Burnatowski says she looks up to Lena Dunham, especially her writing and acting that are all impressive in Burnatowski’s eyes. “‘Tiny Furniture’ was my first indie film I watched that I instantly fell in love with. Also the fact that she’s in her 20s is inspiring, I would die working for Lena, even being a PA.”
Burnatowski says she loves to watch movies, “I would always imagine and re-enact moments in my life as if it were a film, I’d envision okay a cut here, medium shot here, I just love being able to visualize an idea, image, film and be able to create exactly what I see. I also view it as an art form more than anything, that film is a way I express my feelings, thoughts, and opinions and through that I want to bring diversity into the industry along with entertaining people and educating them. If I could enlighten just one audience member through one of my films, or make them feel exactly what I wanted to make them feel, then I reached my goal.”
This is Burnatowski’s last quarter at BC, she is taking her last portfolio class she needs and one advanced track class. According to Burnatowski, all of her classes have helped her, especially video fundamentals, editing and streaming and the advanced track courses.
Burnatowski says that she found something she really liked and went after it whether or not anyone would be supportive or give her positive or negative feedback.

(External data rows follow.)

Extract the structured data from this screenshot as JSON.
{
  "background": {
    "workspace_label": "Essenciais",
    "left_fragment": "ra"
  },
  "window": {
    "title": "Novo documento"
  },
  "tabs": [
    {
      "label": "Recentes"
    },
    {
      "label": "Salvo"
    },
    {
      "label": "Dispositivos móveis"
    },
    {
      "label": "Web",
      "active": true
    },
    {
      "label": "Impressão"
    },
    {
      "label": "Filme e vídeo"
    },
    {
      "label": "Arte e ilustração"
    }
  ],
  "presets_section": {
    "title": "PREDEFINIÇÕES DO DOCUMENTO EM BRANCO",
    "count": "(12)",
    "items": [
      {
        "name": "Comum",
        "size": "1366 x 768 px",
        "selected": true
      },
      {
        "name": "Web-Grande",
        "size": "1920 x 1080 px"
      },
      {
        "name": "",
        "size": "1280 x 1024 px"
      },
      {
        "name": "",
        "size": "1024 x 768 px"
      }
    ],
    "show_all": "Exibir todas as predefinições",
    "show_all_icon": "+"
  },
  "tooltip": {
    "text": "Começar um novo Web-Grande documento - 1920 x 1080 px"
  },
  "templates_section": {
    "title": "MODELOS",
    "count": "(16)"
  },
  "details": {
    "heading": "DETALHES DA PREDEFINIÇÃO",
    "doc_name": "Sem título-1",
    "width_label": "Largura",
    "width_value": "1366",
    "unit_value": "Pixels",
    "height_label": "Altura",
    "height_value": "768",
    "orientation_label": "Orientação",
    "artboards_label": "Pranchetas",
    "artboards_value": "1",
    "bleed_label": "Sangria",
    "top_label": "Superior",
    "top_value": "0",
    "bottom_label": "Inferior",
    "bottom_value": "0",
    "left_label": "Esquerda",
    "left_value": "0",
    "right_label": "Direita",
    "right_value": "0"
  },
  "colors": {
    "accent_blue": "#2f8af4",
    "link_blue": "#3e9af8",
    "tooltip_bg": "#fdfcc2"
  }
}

This encouraged her to do better and to show everyone that she can do it by herself. “My advice is if you have a positive attitude and passion for what you do, it’ll bring support…eventually.”
Burnatowski’s short film “Tides” can be viewed on http:// vimeo.com/89061770.